Rewind back to January when Americana fans were left agog after tuning into the college football championship game pitting Oregon against Ohio State, and hearing a fairly-obscure but heart-wrenching Jason Isbell song called “Dress Blues” emanating from a live performance of the Zac Brown Band. The clashing of two music worlds—the top of mainstream country, and the humble but dedicated following of Americana—made for a unique musical moment and a mixing of fan bases.
Zac Brown went on to cover Isbell’s “Dress Blues” on his recent release Jekyll + Hyde. Though it was fairly common back on the 70’s through the 90’s to have bigger artists cover songs from alt-country voices such as Townes Van Zandt, Guy Clark, and Lucinda Williams, the “Dress Blues” cover is one of the first examples of the newer generation of Americana artists garnering wider exposure through the vehicle of bigger stars.
“Jason Isbell wrote ‘Dress Blues’ as he writes a lot of songs. That dude might write the saddest songs in the world,” Zac Brown says in a new interview about the song. “So eloquently written, and accessible where everybody can still listen and understand it, but vivid. And it happened to a friend of his, and he wrote it about him. And I hear that song, and I wanted more people to hear that song. I wanted the soldiers and their families … if anything I think that song’s going to help people grieve. Because however you’ve socked it away, if you really listen to that, I mean he did an exceptional job.”
“Dress Blues” was initially released on Isbell’s first solo album after leaving the Drive By Truckers called Sirens in the Ditch from 2007. “Dress Blues” is a reference to the formal dress of Marines that many are buried in after returning to home from war. It was written about Cpl. Matthew D. Conley. Zac Brown changed the arrangement of the song by adding “Taps” in the middle.
“Putting the arrangement of “Taps” in the middle of it was really important to me,” says Zac Brown. “I lost a good buddy of mine. We called him Old John, and he was like a surrogate grandad to me. He was a knife maker. He taught me how to make the first knife I ever made. He lived next door to my buddy Scott and I. We lived in a singlewide trailer, and it was his grandad’s, and he lived next door to us when I was in college. He was a great man. A great man to me. When he passed away, I went to his funeral, and I’d held it together. I was sad for everybody because they had lost their grandfather and father. I held it together until they started playing “Taps.” And I couldn’t believe how much that just like ‘poof’, brought it out. That to me was powerful. So I was like, ‘Man, we’ve got to try to use that.’ We’ve got to combine what Isbell did with ‘Dress Blues’ and how much he killed it lyrically and melodically, and then we’ve got to add the emotion of ‘Taps’ altogether in one thing, and try to just really dig down and do it.”

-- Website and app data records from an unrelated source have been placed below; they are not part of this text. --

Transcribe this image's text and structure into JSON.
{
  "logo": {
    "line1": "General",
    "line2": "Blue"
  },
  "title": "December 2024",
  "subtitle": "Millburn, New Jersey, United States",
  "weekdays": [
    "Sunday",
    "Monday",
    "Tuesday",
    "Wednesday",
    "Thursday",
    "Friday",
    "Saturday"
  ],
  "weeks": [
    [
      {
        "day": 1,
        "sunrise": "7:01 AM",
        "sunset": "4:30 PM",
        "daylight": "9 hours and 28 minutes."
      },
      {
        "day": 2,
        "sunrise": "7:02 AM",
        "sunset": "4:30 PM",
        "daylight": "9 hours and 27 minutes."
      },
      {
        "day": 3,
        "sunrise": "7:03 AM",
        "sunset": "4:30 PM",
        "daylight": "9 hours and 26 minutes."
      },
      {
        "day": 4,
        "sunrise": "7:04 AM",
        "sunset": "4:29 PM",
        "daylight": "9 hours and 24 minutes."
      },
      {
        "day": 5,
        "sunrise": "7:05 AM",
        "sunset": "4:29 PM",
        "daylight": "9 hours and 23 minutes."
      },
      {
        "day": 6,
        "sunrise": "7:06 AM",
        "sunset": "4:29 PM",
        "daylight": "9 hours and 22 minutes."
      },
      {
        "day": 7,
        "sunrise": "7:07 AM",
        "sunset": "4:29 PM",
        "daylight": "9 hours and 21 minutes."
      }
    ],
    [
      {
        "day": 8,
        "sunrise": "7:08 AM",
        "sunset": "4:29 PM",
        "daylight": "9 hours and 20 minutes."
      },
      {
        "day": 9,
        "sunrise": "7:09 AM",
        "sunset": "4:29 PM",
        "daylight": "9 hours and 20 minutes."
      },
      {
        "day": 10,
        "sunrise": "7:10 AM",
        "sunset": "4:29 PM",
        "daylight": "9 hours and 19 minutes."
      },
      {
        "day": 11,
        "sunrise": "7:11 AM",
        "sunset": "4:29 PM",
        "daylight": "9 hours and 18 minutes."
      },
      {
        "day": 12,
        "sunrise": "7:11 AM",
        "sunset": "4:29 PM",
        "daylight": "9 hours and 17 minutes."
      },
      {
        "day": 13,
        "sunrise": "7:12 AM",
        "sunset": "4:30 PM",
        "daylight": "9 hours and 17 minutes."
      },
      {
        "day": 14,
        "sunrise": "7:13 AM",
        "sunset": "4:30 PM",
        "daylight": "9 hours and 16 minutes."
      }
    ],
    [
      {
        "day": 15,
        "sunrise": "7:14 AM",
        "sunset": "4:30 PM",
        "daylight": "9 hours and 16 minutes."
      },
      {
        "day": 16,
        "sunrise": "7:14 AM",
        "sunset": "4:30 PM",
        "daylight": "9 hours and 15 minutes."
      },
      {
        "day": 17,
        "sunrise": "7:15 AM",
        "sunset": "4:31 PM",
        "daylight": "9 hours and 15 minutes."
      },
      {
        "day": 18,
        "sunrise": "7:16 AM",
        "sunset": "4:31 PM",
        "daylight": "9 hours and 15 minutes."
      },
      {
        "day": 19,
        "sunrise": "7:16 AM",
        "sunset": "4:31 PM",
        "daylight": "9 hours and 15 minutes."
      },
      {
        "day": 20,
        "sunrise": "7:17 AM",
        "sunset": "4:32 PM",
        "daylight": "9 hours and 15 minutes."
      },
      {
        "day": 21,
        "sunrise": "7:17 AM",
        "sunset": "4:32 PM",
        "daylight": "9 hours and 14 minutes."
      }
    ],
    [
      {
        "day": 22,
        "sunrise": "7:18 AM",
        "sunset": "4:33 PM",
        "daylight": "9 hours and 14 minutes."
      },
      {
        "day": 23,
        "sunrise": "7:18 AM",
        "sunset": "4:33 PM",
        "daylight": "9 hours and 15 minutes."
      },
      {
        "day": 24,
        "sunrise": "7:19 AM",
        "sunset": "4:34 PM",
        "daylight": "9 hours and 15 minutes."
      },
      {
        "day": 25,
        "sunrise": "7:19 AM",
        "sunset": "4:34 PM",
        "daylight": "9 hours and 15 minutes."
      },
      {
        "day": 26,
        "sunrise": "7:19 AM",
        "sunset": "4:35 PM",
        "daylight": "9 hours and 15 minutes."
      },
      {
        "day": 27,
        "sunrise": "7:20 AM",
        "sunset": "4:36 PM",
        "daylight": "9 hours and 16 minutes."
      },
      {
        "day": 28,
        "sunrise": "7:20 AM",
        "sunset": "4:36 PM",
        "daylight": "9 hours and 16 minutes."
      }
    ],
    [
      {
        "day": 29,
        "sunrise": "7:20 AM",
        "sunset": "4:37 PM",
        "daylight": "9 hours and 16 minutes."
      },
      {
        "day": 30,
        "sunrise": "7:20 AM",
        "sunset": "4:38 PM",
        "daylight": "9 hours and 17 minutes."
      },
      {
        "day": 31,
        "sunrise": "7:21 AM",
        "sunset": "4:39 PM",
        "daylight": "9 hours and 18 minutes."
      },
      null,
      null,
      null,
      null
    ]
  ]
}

And Zac Brown was conscious about what he was doing by putting a Jason Isbell cover on his new record. It wasn’t just about selecting a good song to record.
“Proud to be singing one of Jason’s songs. He’s badass. So every record we cover one song. And this was the cover off of this record, was one that I felt like was kind of obscure to the world, known well by his fans, but I want his fan base to grow. And any of ours that don’t belong to his, they’re going to be fans of his too. I feel like I was paying some love forward to Jason, and a tip of the hat to the soldiers because I haven’t written a song that that’s meaningful yet.”
Jason Isbell has his own new record coming out, Something More Than Free through Thirty Tigers on July 17th. It’s his followup to 2013’s Southeastern, which won Americana Album of the Year in 2014.